### Task details:
Every line of the data below should be printed exactly. Nothing may be dropped.

Start of Data supplied

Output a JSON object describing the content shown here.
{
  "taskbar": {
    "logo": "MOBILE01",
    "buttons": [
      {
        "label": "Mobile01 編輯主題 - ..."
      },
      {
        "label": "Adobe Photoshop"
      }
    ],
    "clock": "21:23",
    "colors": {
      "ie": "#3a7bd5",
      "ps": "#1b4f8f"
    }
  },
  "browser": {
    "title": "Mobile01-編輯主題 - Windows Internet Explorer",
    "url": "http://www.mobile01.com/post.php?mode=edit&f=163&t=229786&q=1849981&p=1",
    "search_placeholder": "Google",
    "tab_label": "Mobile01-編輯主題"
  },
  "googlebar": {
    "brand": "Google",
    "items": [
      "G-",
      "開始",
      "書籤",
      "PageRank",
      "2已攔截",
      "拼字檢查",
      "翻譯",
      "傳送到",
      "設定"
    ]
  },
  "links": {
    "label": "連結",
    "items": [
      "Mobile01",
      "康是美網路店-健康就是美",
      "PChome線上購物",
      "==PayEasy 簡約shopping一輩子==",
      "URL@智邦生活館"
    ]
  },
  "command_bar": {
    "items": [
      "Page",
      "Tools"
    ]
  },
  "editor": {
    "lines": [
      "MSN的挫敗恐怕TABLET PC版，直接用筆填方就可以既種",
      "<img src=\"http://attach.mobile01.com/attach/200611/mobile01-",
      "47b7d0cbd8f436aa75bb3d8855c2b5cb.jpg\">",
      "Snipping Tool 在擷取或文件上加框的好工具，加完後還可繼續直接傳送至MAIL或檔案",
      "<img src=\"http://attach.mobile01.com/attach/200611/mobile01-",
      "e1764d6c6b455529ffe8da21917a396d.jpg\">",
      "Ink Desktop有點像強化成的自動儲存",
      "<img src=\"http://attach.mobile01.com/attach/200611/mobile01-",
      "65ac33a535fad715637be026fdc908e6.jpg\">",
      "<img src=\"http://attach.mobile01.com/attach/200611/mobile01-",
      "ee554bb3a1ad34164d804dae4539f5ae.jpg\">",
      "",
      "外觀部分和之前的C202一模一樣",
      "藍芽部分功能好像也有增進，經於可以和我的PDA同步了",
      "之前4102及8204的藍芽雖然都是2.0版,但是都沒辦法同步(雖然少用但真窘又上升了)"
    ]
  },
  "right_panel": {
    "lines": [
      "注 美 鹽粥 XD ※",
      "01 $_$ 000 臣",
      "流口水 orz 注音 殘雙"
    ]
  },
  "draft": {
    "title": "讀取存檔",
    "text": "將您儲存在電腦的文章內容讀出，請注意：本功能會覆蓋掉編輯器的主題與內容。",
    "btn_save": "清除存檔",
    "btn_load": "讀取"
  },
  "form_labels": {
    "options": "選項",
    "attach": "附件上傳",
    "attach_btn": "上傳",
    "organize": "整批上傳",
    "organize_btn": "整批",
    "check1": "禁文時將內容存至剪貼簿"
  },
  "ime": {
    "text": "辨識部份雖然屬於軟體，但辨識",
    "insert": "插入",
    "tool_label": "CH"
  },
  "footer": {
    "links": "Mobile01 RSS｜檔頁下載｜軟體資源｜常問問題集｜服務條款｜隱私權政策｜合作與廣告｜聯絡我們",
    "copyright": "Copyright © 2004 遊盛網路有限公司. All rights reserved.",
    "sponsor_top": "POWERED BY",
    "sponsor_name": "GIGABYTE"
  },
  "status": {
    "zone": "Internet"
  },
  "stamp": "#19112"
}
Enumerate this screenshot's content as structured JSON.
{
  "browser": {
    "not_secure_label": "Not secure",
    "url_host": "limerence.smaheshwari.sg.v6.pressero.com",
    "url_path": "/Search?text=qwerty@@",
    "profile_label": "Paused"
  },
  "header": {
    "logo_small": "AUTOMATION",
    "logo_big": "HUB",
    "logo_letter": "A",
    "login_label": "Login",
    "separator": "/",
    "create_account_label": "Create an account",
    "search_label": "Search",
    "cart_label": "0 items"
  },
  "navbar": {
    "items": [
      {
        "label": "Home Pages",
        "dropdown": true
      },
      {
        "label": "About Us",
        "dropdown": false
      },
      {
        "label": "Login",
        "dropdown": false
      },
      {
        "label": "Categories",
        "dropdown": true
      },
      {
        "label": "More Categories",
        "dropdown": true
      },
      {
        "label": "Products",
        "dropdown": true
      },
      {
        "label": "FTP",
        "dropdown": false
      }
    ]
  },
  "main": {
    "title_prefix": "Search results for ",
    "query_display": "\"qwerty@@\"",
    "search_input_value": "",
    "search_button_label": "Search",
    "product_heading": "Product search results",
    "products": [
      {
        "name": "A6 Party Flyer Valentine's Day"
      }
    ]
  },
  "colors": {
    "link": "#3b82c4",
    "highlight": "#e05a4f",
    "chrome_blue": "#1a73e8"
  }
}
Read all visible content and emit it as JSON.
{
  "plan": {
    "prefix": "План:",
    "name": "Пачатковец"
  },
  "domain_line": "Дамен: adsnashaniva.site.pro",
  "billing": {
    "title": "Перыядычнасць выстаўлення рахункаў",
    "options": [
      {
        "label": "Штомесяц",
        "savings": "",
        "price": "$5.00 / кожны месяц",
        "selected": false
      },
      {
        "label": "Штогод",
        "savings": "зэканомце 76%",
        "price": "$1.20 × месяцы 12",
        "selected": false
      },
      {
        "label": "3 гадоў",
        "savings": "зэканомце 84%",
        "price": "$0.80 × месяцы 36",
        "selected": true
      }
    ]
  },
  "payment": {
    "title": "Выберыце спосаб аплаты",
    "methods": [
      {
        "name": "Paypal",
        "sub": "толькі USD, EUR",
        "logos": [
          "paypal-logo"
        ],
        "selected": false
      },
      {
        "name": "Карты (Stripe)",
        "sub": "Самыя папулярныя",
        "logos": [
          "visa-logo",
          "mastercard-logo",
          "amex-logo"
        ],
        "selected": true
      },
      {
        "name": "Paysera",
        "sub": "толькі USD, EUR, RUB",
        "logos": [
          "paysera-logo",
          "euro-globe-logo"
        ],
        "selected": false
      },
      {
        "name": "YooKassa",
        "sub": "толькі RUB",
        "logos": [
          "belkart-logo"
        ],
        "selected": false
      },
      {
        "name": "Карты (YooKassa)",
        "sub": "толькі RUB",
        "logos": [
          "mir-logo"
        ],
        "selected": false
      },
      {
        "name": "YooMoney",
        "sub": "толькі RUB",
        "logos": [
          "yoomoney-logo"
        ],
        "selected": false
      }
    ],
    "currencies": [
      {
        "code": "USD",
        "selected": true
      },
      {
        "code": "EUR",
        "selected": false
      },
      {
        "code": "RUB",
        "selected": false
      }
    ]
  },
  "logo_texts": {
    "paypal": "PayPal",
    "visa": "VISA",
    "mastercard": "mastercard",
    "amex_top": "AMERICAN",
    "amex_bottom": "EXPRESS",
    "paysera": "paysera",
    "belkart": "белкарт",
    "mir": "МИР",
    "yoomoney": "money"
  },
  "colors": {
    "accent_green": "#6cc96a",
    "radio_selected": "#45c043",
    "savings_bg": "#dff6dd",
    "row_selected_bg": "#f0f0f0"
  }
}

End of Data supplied

### Output:
Output a JSON object describing the content shown here.
{
  "taskbar": {
    "logo": "MOBILE01",
    "buttons": [
      {
        "label": "Mobile01 編輯主題 - ..."
      },
      {
        "label": "Adobe Photoshop"
      }
    ],
    "clock": "21:23",
    "colors": {
      "ie": "#3a7bd5",
      "ps": "#1b4f8f"
    }
  },
  "browser": {
    "title": "Mobile01-編輯主題 - Windows Internet Explorer",
    "url": "http://www.mobile01.com/post.php?mode=edit&f=163&t=229786&q=1849981&p=1",
    "search_placeholder": "Google",
    "tab_label": "Mobile01-編輯主題"
  },
  "googlebar": {
    "brand": "Google",
    "items": [
      "G-",
      "開始",
      "書籤",
      "PageRank",
      "2已攔截",
      "拼字檢查",
      "翻譯",
      "傳送到",
      "設定"
    ]
  },
  "links": {
    "label": "連結",
    "items": [
      "Mobile01",
      "康是美網路店-健康就是美",
      "PChome線上購物",
      "==PayEasy 簡約shopping一輩子==",
      "URL@智邦生活館"
    ]
  },
  "command_bar": {
    "items": [
      "Page",
      "Tools"
    ]
  },
  "editor": {
    "lines": [
      "MSN的挫敗恐怕TABLET PC版，直接用筆填方就可以既種",
      "<img src=\"http://attach.mobile01.com/attach/200611/mobile01-",
      "47b7d0cbd8f436aa75bb3d8855c2b5cb.jpg\">",
      "Snipping Tool 在擷取或文件上加框的好工具，加完後還可繼續直接傳送至MAIL或檔案",
      "<img src=\"http://attach.mobile01.com/attach/200611/mobile01-",
      "e1764d6c6b455529ffe8da21917a396d.jpg\">",
      "Ink Desktop有點像強化成的自動儲存",
      "<img src=\"http://attach.mobile01.com/attach/200611/mobile01-",
      "65ac33a535fad715637be026fdc908e6.jpg\">",
      "<img src=\"http://attach.mobile01.com/attach/200611/mobile01-",
      "ee554bb3a1ad34164d804dae4539f5ae.jpg\">",
      "",
      "外觀部分和之前的C202一模一樣",
      "藍芽部分功能好像也有增進，經於可以和我的PDA同步了",
      "之前4102及8204的藍芽雖然都是2.0版,但是都沒辦法同步(雖然少用但真窘又上升了)"
    ]
  },
  "right_panel": {
    "lines": [
      "注 美 鹽粥 XD ※",
      "01 $_$ 000 臣",
      "流口水 orz 注音 殘雙"
    ]
  },
  "draft": {
    "title": "讀取存檔",
    "text": "將您儲存在電腦的文章內容讀出，請注意：本功能會覆蓋掉編輯器的主題與內容。",
    "btn_save": "清除存檔",
    "btn_load": "讀取"
  },
  "form_labels": {
    "options": "選項",
    "attach": "附件上傳",
    "attach_btn": "上傳",
    "organize": "整批上傳",
    "organize_btn": "整批",
    "check1": "禁文時將內容存至剪貼簿"
  },
  "ime": {
    "text": "辨識部份雖然屬於軟體，但辨識",
    "insert": "插入",
    "tool_label": "CH"
  },
  "footer": {
    "links": "Mobile01 RSS｜檔頁下載｜軟體資源｜常問問題集｜服務條款｜隱私權政策｜合作與廣告｜聯絡我們",
    "copyright": "Copyright © 2004 遊盛網路有限公司. All rights reserved.",
    "sponsor_top": "POWERED BY",
    "sponsor_name": "GIGABYTE"
  },
  "status": {
    "zone": "Internet"
  },
  "stamp": "#19112"
}
Enumerate this screenshot's content as structured JSON.
{
  "browser": {
    "not_secure_label": "Not secure",
    "url_host": "limerence.smaheshwari.sg.v6.pressero.com",
    "url_path": "/Search?text=qwerty@@",
    "profile_label": "Paused"
  },
  "header": {
    "logo_small": "AUTOMATION",
    "logo_big": "HUB",
    "logo_letter": "A",
    "login_label": "Login",
    "separator": "/",
    "create_account_label": "Create an account",
    "search_label": "Search",
    "cart_label": "0 items"
  },
  "navbar": {
    "items": [
      {
        "label": "Home Pages",
        "dropdown": true
      },
      {
        "label": "About Us",
        "dropdown": false
      },
      {
        "label": "Login",
        "dropdown": false
      },
      {
        "label": "Categories",
        "dropdown": true
      },
      {
        "label": "More Categories",
        "dropdown": true
      },
      {
        "label": "Products",
        "dropdown": true
      },
      {
        "label": "FTP",
        "dropdown": false
      }
    ]
  },
  "main": {
    "title_prefix": "Search results for ",
    "query_display": "\"qwerty@@\"",
    "search_input_value": "",
    "search_button_label": "Search",
    "product_heading": "Product search results",
    "products": [
      {
        "name": "A6 Party Flyer Valentine's Day"
      }
    ]
  },
  "colors": {
    "link": "#3b82c4",
    "highlight": "#e05a4f",
    "chrome_blue": "#1a73e8"
  }
}
Read all visible content and emit it as JSON.
{
  "plan": {
    "prefix": "План:",
    "name": "Пачатковец"
  },
  "domain_line": "Дамен: adsnashaniva.site.pro",
  "billing": {
    "title": "Перыядычнасць выстаўлення рахункаў",
    "options": [
      {
        "label": "Штомесяц",
        "savings": "",
        "price": "$5.00 / кожны месяц",
        "selected": false
      },
      {
        "label": "Штогод",
        "savings": "зэканомце 76%",
        "price": "$1.20 × месяцы 12",
        "selected": false
      },
      {
        "label": "3 гадоў",
        "savings": "зэканомце 84%",
        "price": "$0.80 × месяцы 36",
        "selected": true
      }
    ]
  },
  "payment": {
    "title": "Выберыце спосаб аплаты",
    "methods": [
      {
        "name": "Paypal",
        "sub": "толькі USD, EUR",
        "logos": [
          "paypal-logo"
        ],
        "selected": false
      },
      {
        "name": "Карты (Stripe)",
        "sub": "Самыя папулярныя",
        "logos": [
          "visa-logo",
          "mastercard-logo",
          "amex-logo"
        ],
        "selected": true
      },
      {
        "name": "Paysera",
        "sub": "толькі USD, EUR, RUB",
        "logos": [
          "paysera-logo",
          "euro-globe-logo"
        ],
        "selected": false
      },
      {
        "name": "YooKassa",
        "sub": "толькі RUB",
        "logos": [
          "belkart-logo"
        ],
        "selected": false
      },
      {
        "name": "Карты (YooKassa)",
        "sub": "толькі RUB",
        "logos": [
          "mir-logo"
        ],
        "selected": false
      },
      {
        "name": "YooMoney",
        "sub": "толькі RUB",
        "logos": [
          "yoomoney-logo"
        ],
        "selected": false
      }
    ],
    "currencies": [
      {
        "code": "USD",
        "selected": true
      },
      {
        "code": "EUR",
        "selected": false
      },
      {
        "code": "RUB",
        "selected": false
      }
    ]
  },
  "logo_texts": {
    "paypal": "PayPal",
    "visa": "VISA",
    "mastercard": "mastercard",
    "amex_top": "AMERICAN",
    "amex_bottom": "EXPRESS",
    "paysera": "paysera",
    "belkart": "белкарт",
    "mir": "МИР",
    "yoomoney": "money"
  },
  "colors": {
    "accent_green": "#6cc96a",
    "radio_selected": "#45c043",
    "savings_bg": "#dff6dd",
    "row_selected_bg": "#f0f0f0"
  }
}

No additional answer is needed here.